═══ Task input

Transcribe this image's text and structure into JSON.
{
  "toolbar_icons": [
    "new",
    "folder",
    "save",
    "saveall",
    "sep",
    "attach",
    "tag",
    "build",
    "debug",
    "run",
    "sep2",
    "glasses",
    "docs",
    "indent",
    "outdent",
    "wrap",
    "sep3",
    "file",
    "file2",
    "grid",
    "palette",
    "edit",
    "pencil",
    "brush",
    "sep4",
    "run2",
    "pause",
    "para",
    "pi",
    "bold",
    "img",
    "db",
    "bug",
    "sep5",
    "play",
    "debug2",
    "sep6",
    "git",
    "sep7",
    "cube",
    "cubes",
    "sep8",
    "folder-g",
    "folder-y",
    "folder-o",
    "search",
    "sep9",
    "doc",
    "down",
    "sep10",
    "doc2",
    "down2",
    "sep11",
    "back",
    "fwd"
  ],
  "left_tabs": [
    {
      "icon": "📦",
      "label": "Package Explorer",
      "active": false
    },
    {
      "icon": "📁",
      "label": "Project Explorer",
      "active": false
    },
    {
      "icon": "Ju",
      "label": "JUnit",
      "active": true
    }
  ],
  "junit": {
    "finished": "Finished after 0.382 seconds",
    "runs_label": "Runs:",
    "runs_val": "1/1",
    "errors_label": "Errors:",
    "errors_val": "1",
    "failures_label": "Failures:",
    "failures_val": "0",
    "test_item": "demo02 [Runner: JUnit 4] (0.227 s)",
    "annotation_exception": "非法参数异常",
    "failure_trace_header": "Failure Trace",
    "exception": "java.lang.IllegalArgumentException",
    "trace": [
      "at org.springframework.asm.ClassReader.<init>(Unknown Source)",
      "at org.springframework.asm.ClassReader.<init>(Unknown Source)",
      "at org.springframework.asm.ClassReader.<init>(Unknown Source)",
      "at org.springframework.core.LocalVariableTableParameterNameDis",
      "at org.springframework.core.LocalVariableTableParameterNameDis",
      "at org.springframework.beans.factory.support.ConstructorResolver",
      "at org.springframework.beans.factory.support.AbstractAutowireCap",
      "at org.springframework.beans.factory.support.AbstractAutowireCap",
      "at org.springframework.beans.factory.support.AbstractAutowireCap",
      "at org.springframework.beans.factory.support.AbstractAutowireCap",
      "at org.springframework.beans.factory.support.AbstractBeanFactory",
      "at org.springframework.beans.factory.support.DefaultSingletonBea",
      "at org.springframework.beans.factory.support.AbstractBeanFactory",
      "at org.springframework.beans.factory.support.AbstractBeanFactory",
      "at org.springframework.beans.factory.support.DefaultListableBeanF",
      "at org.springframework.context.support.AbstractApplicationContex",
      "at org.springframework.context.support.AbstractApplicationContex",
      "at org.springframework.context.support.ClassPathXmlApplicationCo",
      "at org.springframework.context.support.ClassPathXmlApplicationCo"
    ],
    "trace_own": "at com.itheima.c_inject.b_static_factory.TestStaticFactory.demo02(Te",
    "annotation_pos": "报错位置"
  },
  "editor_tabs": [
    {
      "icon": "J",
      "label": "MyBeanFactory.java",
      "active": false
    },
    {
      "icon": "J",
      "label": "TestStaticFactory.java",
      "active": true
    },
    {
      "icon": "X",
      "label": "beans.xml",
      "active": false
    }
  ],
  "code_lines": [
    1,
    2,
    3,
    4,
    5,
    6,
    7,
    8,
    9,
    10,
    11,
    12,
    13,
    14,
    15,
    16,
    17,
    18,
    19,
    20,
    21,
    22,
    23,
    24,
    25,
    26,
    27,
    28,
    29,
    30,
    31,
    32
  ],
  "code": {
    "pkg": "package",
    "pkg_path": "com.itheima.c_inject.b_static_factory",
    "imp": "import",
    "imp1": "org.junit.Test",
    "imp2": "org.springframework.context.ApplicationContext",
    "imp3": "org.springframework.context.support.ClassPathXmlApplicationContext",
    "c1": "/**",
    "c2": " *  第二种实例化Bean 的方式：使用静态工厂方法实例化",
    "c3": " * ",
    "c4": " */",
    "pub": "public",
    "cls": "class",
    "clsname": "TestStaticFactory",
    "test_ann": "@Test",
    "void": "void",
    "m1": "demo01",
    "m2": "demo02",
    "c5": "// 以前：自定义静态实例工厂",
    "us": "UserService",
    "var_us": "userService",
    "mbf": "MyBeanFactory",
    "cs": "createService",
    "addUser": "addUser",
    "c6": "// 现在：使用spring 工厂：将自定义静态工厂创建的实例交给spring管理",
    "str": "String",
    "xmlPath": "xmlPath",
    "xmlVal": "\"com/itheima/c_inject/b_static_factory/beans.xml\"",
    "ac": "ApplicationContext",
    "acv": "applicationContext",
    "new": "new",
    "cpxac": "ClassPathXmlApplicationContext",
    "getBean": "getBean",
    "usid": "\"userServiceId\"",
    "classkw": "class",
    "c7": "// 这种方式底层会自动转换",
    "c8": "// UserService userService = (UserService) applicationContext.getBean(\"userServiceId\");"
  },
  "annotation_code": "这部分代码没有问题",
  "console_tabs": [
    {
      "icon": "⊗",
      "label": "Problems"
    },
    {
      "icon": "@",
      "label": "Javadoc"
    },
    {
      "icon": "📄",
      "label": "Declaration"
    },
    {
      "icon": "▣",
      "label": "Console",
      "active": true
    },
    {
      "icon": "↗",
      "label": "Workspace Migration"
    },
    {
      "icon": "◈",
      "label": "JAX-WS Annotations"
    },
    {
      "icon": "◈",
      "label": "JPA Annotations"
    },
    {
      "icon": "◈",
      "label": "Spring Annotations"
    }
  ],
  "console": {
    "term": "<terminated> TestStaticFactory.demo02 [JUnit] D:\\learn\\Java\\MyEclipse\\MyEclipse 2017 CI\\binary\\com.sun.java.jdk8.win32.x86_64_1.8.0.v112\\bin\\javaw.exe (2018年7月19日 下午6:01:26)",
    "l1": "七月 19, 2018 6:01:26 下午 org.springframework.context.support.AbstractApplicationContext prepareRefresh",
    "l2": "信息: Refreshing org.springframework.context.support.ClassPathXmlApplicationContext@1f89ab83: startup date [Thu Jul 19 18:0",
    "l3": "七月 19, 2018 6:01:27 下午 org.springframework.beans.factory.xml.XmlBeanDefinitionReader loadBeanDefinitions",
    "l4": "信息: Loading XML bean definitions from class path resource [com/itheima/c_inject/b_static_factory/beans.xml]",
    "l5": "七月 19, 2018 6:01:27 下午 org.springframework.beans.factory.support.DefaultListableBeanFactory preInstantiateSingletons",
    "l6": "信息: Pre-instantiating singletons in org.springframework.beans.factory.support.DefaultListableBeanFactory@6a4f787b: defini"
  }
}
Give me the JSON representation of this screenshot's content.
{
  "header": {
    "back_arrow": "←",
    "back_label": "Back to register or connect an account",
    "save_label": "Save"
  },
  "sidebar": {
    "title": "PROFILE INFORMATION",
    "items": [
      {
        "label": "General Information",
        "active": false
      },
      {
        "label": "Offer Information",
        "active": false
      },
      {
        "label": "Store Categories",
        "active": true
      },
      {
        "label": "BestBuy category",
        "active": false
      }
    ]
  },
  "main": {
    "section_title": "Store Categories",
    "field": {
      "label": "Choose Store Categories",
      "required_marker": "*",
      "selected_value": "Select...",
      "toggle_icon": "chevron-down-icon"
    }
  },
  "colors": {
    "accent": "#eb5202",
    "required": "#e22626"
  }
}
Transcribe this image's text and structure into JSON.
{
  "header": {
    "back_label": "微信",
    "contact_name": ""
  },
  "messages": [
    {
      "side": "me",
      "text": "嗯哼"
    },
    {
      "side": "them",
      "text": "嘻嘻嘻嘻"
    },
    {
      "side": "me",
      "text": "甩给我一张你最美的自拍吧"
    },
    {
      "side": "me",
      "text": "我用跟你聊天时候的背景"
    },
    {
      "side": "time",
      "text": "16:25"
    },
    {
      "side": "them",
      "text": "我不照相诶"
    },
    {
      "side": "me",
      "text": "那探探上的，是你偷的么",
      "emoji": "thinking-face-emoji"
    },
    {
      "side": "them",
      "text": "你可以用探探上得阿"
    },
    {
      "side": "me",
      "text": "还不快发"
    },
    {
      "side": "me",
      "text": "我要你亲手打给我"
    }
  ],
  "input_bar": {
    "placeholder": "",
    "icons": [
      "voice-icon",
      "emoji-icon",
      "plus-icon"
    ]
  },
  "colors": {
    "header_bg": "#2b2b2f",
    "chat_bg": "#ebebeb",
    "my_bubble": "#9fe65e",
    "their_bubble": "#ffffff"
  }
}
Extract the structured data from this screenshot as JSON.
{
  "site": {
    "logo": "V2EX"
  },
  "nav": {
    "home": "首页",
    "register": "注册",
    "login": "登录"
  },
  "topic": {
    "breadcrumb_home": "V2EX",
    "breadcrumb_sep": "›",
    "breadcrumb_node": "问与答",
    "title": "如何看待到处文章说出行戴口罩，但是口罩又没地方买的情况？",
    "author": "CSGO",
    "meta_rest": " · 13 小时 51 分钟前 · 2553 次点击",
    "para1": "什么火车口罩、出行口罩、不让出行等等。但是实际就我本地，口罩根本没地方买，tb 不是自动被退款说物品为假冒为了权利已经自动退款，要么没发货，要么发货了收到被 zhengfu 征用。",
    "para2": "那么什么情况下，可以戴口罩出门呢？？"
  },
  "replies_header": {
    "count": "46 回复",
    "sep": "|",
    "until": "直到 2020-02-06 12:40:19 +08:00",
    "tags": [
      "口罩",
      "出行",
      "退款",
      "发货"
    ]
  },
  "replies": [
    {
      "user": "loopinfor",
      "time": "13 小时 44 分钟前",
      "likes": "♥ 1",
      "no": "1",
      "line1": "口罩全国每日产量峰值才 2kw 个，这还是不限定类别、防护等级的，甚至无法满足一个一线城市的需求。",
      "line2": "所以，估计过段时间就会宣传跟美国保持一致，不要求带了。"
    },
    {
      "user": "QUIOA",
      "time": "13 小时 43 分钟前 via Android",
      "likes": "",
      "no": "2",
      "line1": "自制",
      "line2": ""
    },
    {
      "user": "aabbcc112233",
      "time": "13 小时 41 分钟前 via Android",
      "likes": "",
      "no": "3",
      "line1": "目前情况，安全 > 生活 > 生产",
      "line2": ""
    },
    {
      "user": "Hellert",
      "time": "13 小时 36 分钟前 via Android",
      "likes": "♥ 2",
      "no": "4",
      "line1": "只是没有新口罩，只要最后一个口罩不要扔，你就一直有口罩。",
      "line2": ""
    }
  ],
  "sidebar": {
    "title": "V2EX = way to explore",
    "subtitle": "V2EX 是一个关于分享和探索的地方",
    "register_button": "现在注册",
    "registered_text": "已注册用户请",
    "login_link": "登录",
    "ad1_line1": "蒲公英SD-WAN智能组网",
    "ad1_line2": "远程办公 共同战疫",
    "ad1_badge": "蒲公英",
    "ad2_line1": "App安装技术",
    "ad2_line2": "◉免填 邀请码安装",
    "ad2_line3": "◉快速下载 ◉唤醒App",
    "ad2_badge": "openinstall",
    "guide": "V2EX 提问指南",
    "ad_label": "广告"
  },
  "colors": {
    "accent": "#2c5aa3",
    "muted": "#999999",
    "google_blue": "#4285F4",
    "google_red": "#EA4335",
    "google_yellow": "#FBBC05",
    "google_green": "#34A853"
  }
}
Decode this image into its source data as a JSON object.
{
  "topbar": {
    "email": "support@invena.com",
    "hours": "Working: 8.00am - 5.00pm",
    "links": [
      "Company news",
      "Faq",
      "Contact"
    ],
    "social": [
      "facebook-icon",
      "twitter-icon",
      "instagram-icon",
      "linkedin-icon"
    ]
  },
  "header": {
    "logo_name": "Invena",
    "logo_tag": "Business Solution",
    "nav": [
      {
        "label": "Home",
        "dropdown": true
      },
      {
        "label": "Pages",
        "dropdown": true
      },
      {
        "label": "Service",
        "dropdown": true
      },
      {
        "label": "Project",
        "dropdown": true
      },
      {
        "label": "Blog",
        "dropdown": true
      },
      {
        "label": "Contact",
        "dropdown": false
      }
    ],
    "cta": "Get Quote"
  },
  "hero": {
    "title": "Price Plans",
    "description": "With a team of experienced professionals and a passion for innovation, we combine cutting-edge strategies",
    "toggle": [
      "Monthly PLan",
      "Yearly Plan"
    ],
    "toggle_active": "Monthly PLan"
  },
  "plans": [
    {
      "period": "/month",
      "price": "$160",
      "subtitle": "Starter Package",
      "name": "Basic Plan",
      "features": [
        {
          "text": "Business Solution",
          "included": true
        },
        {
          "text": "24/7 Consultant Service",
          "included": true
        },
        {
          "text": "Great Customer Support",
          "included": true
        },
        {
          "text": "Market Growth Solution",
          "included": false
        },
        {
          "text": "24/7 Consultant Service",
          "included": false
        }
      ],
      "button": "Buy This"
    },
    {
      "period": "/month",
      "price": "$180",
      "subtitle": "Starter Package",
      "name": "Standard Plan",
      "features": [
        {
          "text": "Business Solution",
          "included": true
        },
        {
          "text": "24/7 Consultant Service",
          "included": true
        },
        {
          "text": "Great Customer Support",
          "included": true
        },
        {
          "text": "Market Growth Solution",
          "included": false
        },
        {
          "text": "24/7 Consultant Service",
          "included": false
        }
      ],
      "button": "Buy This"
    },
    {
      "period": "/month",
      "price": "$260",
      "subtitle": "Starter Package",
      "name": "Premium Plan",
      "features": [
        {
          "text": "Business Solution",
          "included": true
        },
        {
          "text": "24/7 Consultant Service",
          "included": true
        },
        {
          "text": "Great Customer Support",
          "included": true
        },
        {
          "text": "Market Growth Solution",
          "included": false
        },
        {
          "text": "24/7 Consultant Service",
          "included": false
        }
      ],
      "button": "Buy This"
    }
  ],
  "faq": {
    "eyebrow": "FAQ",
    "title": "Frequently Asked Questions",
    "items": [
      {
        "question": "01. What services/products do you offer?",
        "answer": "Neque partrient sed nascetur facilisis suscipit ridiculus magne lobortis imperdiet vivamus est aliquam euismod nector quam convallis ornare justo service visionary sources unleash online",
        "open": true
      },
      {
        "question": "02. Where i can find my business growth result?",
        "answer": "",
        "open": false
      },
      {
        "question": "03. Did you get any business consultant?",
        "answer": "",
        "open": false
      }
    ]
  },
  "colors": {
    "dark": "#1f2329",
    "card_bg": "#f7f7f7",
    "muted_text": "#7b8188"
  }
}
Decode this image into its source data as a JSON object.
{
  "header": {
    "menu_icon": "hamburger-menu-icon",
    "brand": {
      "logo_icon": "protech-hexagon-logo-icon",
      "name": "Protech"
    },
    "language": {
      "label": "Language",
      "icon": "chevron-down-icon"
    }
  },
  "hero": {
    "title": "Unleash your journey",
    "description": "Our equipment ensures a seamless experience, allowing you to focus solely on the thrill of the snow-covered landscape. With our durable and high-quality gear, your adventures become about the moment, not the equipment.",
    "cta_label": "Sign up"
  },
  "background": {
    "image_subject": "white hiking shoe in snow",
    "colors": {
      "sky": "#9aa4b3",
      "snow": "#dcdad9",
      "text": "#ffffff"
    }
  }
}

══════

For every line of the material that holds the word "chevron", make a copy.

_Answer for this exercise_
      "toggle_icon": "chevron-down-icon"
      "icon": "chevron-down-icon"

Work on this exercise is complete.